The answer that will mold him into a citizen of the Kingdom of Heaven which will bring life to himself and those he comes in contact with.
Jesus caused many of his followers to leave him when he gave answers that flipped their world upside down. That’s why he would often say things like, “Those of you that can accept it should accept it” (Matt 19:12) because some answers they just couldn’t accept.
On hearing it, many of his (Jesus) disciples said, “This is a hard teaching. Who can accept it?”
Aware that his disciples were grumbling about this, Jesus said to them, “Does this (answer) offend you?…From this time many of his disciples turned back and no longer followed him.
John 6:60-61, 66
Many disciples of Christ today are still offended by what God is doing. 2000 years later it seems Jesus is still overturning the tables, stalls, and the carefully stacked boxes of our religious temples.
Conclusion: What Golf Club to Use?
Since moving back to Hong Kong I don’t get to golf near enough anymore. I really miss it. But I find answering people’s questions on Christianity a lot like golfing. In golf I have to size up the ball’s position (fairway or rough) and distance from the green while keeping in mind surrounding hazards. I then select the club that will best get me closest to the pin but I often have to make a decision on whether to “play it safe” or “go for it”. Playing it safe means pulling out the 7 iron and keeping it straight down the middle…but not very far.
“Going for it” means pulling out the “Big Dog” club and hitting the ball farther and more spectacularly…albeit with a much bigger chance of going into a hazard.
When people pose theological questions to me I have to quickly size them up:
* What is their age?
* What is their faith history?
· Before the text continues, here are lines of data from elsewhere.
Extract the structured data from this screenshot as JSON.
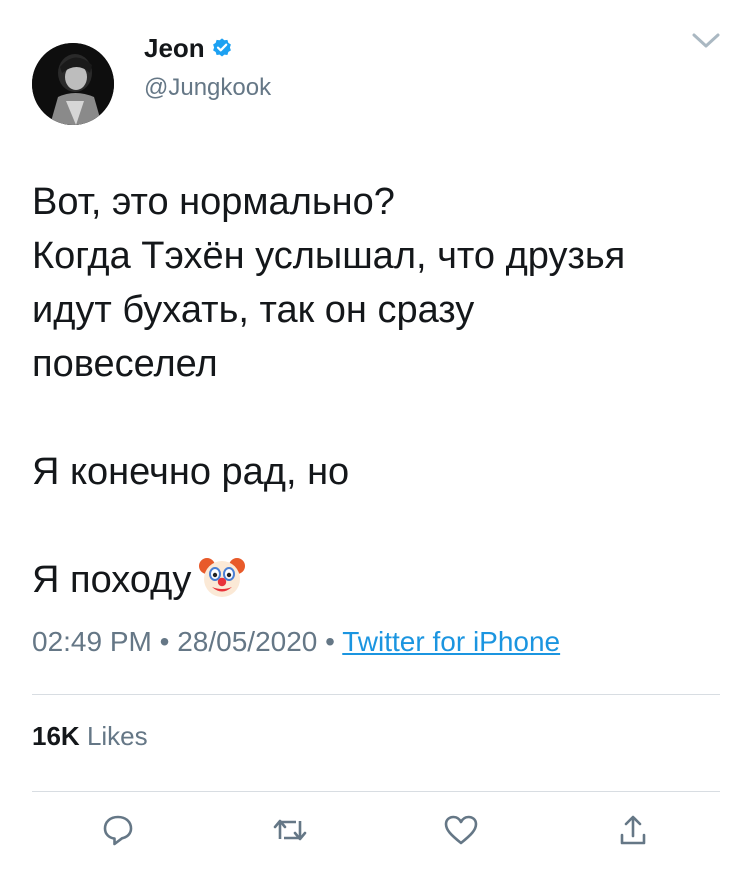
{
  "author": {
    "name": "Jeon",
    "handle": "@Jungkook",
    "verified": true
  },
  "tweet": {
    "line1": "Вот, это нормально?",
    "line2": "Когда Тэхён услышал, что друзья",
    "line3": "идут бухать, так он сразу",
    "line4": "повеселел",
    "line5": "Я конечно рад, но",
    "line6": "Я походу",
    "emoji": "clown-face"
  },
  "meta": {
    "time": "02:49 PM",
    "sep1": "•",
    "date": "28/05/2020",
    "sep2": "•",
    "source": "Twitter for iPhone"
  },
  "stats": {
    "likes_count": "16K",
    "likes_label": "Likes"
  },
  "actions": [
    "reply-icon",
    "retweet-icon",
    "like-icon",
    "share-icon"
  ],
  "colors": {
    "text": "#14171a",
    "secondary": "#657786",
    "link": "#1b95e0",
    "verified": "#1da1f2",
    "divider": "#d8dde2"
  }
}
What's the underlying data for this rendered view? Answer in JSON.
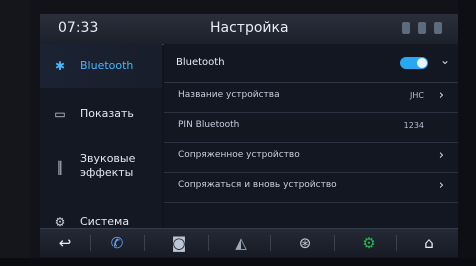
{
  "status": {
    "time": "07:33",
    "title": "Настройка"
  },
  "nav": {
    "items": [
      {
        "label": "Bluetooth",
        "icon": "bluetooth-icon",
        "active": true
      },
      {
        "label": "Показать",
        "icon": "display-icon",
        "active": false
      },
      {
        "label": "Звуковые эффекты",
        "icon": "equalizer-icon",
        "active": false
      },
      {
        "label": "Система",
        "icon": "gear-icon",
        "active": false
      }
    ]
  },
  "panel": {
    "header_label": "Bluetooth",
    "toggle_on": true,
    "rows": [
      {
        "label": "Название устройства",
        "value": "JHC"
      },
      {
        "label": "PIN Bluetooth",
        "value": "1234"
      },
      {
        "label": "Сопряженное устройство",
        "value": ""
      },
      {
        "label": "Сопряжаться и вновь устройство",
        "value": ""
      }
    ]
  },
  "dock": {
    "items": [
      "back-icon",
      "phone-icon",
      "camera-icon",
      "navigation-icon",
      "steering-wheel-icon",
      "settings-icon",
      "home-icon"
    ]
  },
  "colors": {
    "accent": "#43b7ff",
    "toggle": "#2aa7f2",
    "settings_dock": "#22b74c"
  }
}
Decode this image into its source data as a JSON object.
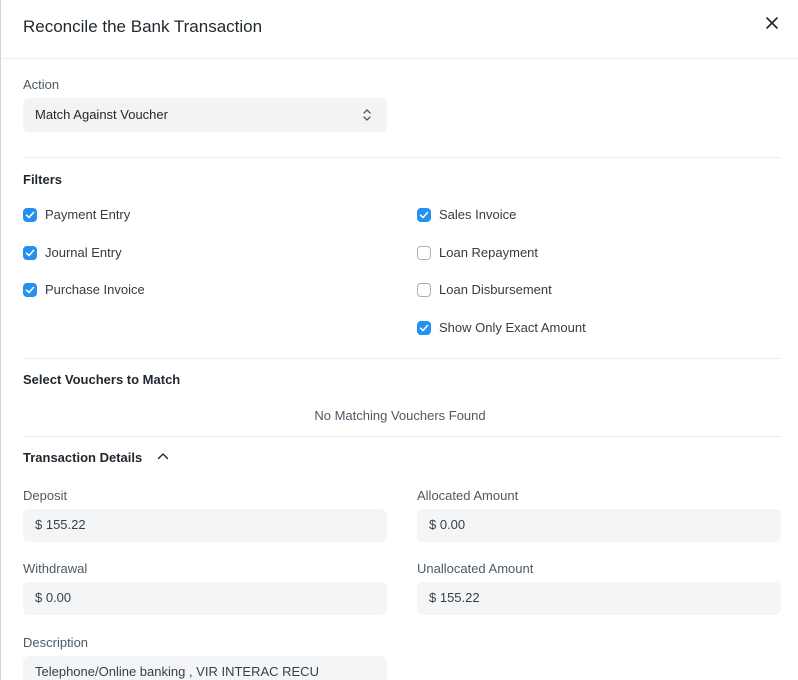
{
  "dialog": {
    "title": "Reconcile the Bank Transaction",
    "close_icon": "close-icon"
  },
  "action": {
    "label": "Action",
    "value": "Match Against Voucher",
    "icon": "select-arrows-icon"
  },
  "filters": {
    "title": "Filters",
    "left": [
      {
        "label": "Payment Entry",
        "checked": true
      },
      {
        "label": "Journal Entry",
        "checked": true
      },
      {
        "label": "Purchase Invoice",
        "checked": true
      }
    ],
    "right": [
      {
        "label": "Sales Invoice",
        "checked": true
      },
      {
        "label": "Loan Repayment",
        "checked": false
      },
      {
        "label": "Loan Disbursement",
        "checked": false
      },
      {
        "label": "Show Only Exact Amount",
        "checked": true
      }
    ]
  },
  "vouchers": {
    "title": "Select Vouchers to Match",
    "empty_message": "No Matching Vouchers Found"
  },
  "transaction": {
    "title": "Transaction Details",
    "collapse_icon": "chevron-up-icon",
    "deposit_label": "Deposit",
    "deposit_value": "$ 155.22",
    "allocated_label": "Allocated Amount",
    "allocated_value": "$ 0.00",
    "withdrawal_label": "Withdrawal",
    "withdrawal_value": "$ 0.00",
    "unallocated_label": "Unallocated Amount",
    "unallocated_value": "$ 155.22",
    "description_label": "Description",
    "description_value": "Telephone/Online banking , VIR INTERAC RECU"
  },
  "colors": {
    "accent": "#2490ef",
    "field_bg": "#f4f5f6"
  }
}
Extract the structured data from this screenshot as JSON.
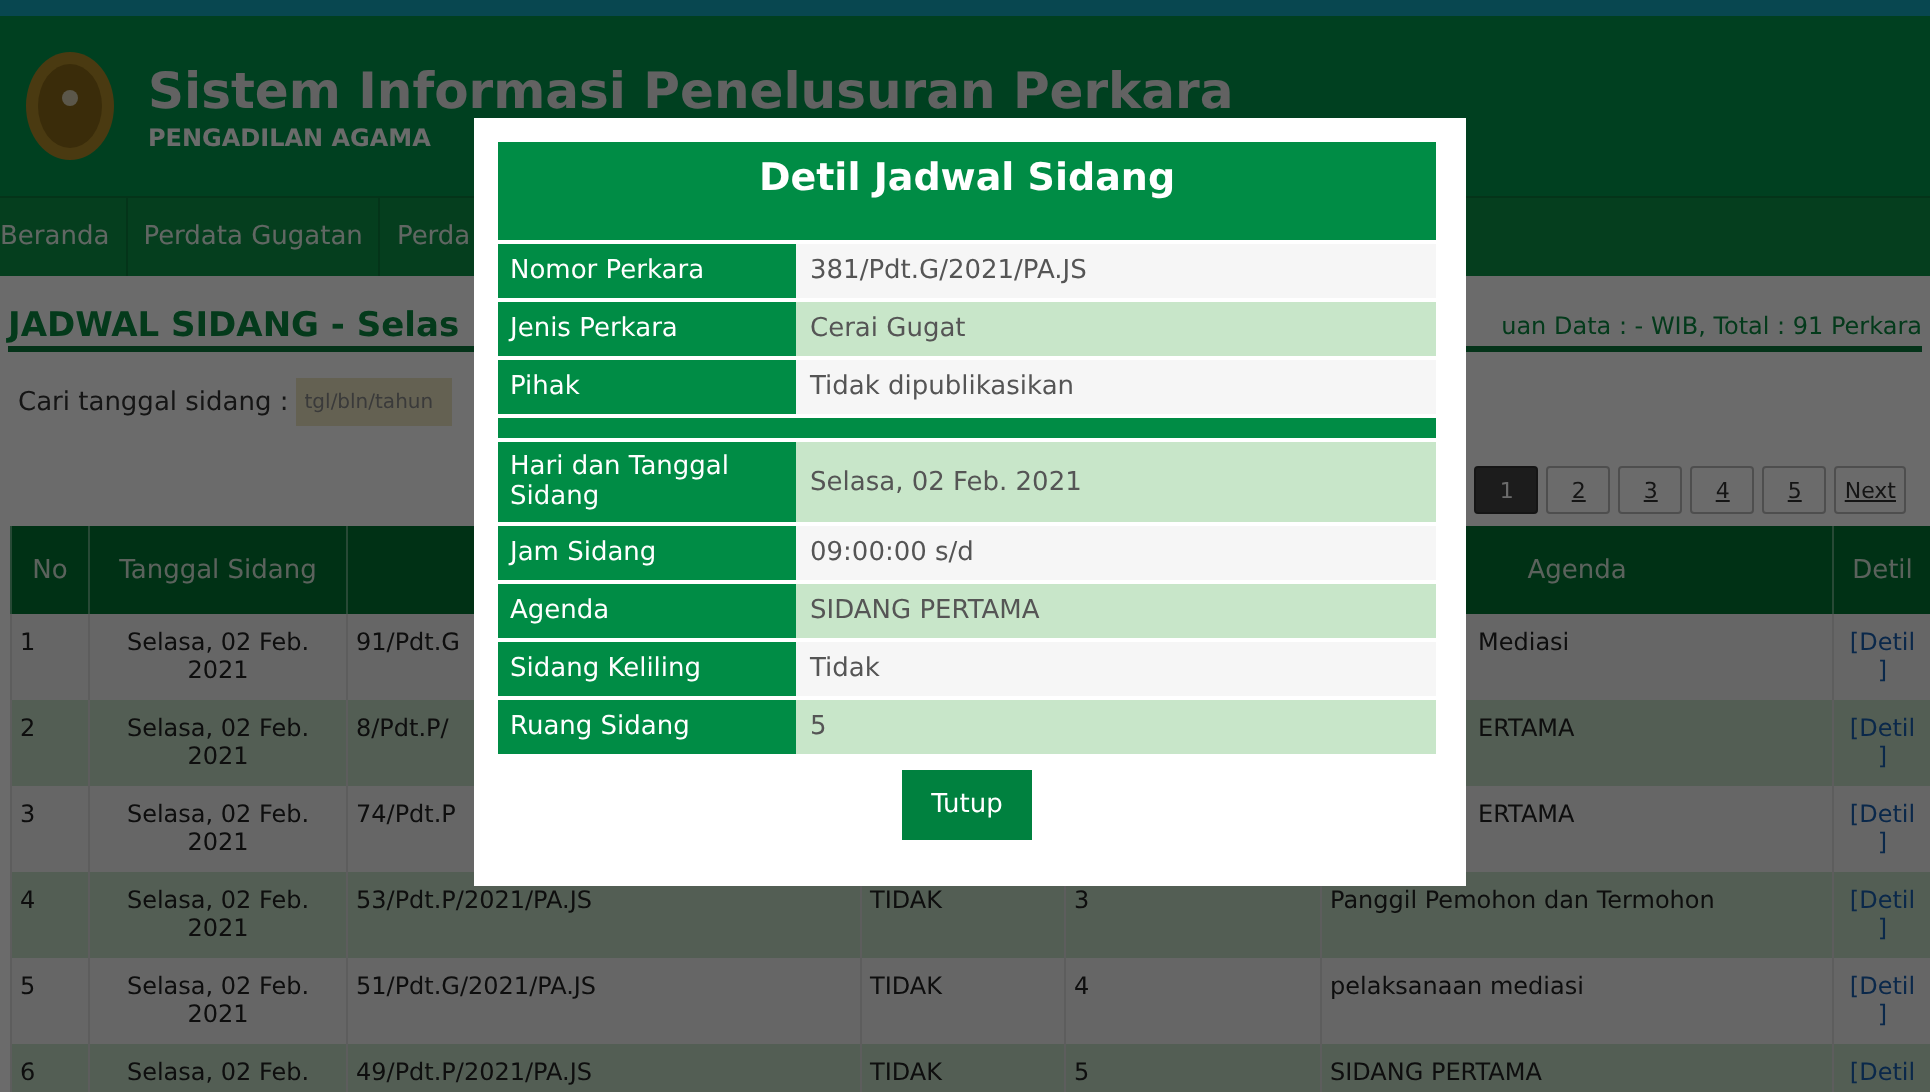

* What is the underlying motivation? (genuine or antagonistic)
* How tidy are their “boxes”?
* If they are a Christian, how long?
* What country or region do they come from?
Among others this allows me to determine the answer that will best bring Life to the person and to the encounter.
If the person is a bit older and been a Christian a long time I just may keep the ball down the middle of the fairway and away from any “trouble”.
If it is an inquisitive person without a lot of religious boxes I might just choose a club with a little longer distance in it.
Back again to the waiter I met in Shanghai, I could have answered either “American” or “Hong Kong” and both would have been an honest and correct answer. If I had answered “American” he would have smiled with knowing satisfaction. But I chose in that moment to pull the golf club marked “Hong Kong”, swing for the green, and give him an answer that would expand his world just a little bit farther.
2000 years later Jesus is still saying, “Those that can accept it, should accept it.”
It will overturn some tidy boxes but it’s an exciting ride.